### [PROVIDED INFORMATION]
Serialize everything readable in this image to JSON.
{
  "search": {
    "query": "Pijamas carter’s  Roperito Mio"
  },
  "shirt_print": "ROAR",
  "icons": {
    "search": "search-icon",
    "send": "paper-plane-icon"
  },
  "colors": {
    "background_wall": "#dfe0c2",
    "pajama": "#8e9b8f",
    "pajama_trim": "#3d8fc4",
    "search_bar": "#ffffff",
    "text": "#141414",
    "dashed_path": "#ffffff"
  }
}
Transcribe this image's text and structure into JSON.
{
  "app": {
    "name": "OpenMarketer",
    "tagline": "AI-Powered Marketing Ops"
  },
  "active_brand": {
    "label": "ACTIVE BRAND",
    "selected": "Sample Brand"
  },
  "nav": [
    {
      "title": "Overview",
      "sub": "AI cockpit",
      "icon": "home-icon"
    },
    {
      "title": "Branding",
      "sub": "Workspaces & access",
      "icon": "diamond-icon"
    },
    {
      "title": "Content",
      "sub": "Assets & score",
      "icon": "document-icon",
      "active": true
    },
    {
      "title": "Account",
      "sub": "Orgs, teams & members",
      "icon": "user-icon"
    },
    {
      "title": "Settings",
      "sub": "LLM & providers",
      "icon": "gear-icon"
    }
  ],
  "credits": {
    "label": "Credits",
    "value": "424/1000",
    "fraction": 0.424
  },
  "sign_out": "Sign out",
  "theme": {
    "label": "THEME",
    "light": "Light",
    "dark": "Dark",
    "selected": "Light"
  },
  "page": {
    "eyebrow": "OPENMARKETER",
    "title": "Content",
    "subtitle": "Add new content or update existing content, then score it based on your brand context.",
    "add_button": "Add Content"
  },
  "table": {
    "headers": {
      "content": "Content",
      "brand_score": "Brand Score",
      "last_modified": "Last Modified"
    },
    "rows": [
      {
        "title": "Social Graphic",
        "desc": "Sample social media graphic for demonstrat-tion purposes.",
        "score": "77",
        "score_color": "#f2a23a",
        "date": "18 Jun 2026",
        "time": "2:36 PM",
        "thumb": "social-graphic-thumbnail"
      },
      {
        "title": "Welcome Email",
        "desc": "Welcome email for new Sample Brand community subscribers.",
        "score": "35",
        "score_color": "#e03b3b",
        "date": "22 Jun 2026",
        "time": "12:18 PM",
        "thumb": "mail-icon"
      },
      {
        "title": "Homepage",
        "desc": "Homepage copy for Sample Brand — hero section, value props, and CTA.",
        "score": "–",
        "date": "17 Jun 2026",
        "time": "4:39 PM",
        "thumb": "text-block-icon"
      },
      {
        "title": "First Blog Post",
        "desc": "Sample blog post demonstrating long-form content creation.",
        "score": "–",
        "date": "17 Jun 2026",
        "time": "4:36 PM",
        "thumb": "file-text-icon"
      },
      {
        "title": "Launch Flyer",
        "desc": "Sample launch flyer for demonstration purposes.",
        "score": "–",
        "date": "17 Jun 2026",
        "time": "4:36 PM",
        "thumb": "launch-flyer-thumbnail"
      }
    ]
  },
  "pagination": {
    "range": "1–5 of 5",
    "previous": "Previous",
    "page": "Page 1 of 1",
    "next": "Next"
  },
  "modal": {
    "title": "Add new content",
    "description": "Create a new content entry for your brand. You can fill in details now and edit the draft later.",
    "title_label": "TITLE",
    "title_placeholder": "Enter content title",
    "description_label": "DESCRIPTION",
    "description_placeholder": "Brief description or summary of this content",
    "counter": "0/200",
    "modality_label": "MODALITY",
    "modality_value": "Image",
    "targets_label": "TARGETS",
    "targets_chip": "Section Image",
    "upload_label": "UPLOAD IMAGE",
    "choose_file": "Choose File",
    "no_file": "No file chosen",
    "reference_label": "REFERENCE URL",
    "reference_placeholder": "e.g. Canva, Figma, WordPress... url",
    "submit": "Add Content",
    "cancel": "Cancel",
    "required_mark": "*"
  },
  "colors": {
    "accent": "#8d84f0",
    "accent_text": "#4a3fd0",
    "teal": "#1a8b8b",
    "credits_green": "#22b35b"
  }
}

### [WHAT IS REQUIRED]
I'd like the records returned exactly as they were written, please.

### [RESPONSE]
Serialize everything readable in this image to JSON.
{
  "search": {
    "query": "Pijamas carter’s  Roperito Mio"
  },
  "shirt_print": "ROAR",
  "icons": {
    "search": "search-icon",
    "send": "paper-plane-icon"
  },
  "colors": {
    "background_wall": "#dfe0c2",
    "pajama": "#8e9b8f",
    "pajama_trim": "#3d8fc4",
    "search_bar": "#ffffff",
    "text": "#141414",
    "dashed_path": "#ffffff"
  }
}
Transcribe this image's text and structure into JSON.
{
  "app": {
    "name": "OpenMarketer",
    "tagline": "AI-Powered Marketing Ops"
  },
  "active_brand": {
    "label": "ACTIVE BRAND",
    "selected": "Sample Brand"
  },
  "nav": [
    {
      "title": "Overview",
      "sub": "AI cockpit",
      "icon": "home-icon"
    },
    {
      "title": "Branding",
      "sub": "Workspaces & access",
      "icon": "diamond-icon"
    },
    {
      "title": "Content",
      "sub": "Assets & score",
      "icon": "document-icon",
      "active": true
    },
    {
      "title": "Account",
      "sub": "Orgs, teams & members",
      "icon": "user-icon"
    },
    {
      "title": "Settings",
      "sub": "LLM & providers",
      "icon": "gear-icon"
    }
  ],
  "credits": {
    "label": "Credits",
    "value": "424/1000",
    "fraction": 0.424
  },
  "sign_out": "Sign out",
  "theme": {
    "label": "THEME",
    "light": "Light",
    "dark": "Dark",
    "selected": "Light"
  },
  "page": {
    "eyebrow": "OPENMARKETER",
    "title": "Content",
    "subtitle": "Add new content or update existing content, then score it based on your brand context.",
    "add_button": "Add Content"
  },
  "table": {
    "headers": {
      "content": "Content",
      "brand_score": "Brand Score",
      "last_modified": "Last Modified"
    },
    "rows": [
      {
        "title": "Social Graphic",
        "desc": "Sample social media graphic for demonstrat-tion purposes.",
        "score": "77",
        "score_color": "#f2a23a",
        "date": "18 Jun 2026",
        "time": "2:36 PM",
        "thumb": "social-graphic-thumbnail"
      },
      {
        "title": "Welcome Email",
        "desc": "Welcome email for new Sample Brand community subscribers.",
        "score": "35",
        "score_color": "#e03b3b",
        "date": "22 Jun 2026",
        "time": "12:18 PM",
        "thumb": "mail-icon"
      },
      {
        "title": "Homepage",
        "desc": "Homepage copy for Sample Brand — hero section, value props, and CTA.",
        "score": "–",
        "date": "17 Jun 2026",
        "time": "4:39 PM",
        "thumb": "text-block-icon"
      },
      {
        "title": "First Blog Post",
        "desc": "Sample blog post demonstrating long-form content creation.",
        "score": "–",
        "date": "17 Jun 2026",
        "time": "4:36 PM",
        "thumb": "file-text-icon"
      },
      {
        "title": "Launch Flyer",
        "desc": "Sample launch flyer for demonstration purposes.",
        "score": "–",
        "date": "17 Jun 2026",
        "time": "4:36 PM",
        "thumb": "launch-flyer-thumbnail"
      }
    ]
  },
  "pagination": {
    "range": "1–5 of 5",
    "previous": "Previous",
    "page": "Page 1 of 1",
    "next": "Next"
  },
  "modal": {
    "title": "Add new content",
    "description": "Create a new content entry for your brand. You can fill in details now and edit the draft later.",
    "title_label": "TITLE",
    "title_placeholder": "Enter content title",
    "description_label": "DESCRIPTION",
    "description_placeholder": "Brief description or summary of this content",
    "counter": "0/200",
    "modality_label": "MODALITY",
    "modality_value": "Image",
    "targets_label": "TARGETS",
    "targets_chip": "Section Image",
    "upload_label": "UPLOAD IMAGE",
    "choose_file": "Choose File",
    "no_file": "No file chosen",
    "reference_label": "REFERENCE URL",
    "reference_placeholder": "e.g. Canva, Figma, WordPress... url",
    "submit": "Add Content",
    "cancel": "Cancel",
    "required_mark": "*"
  },
  "colors": {
    "accent": "#8d84f0",
    "accent_text": "#4a3fd0",
    "teal": "#1a8b8b",
    "credits_green": "#22b35b"
  }
}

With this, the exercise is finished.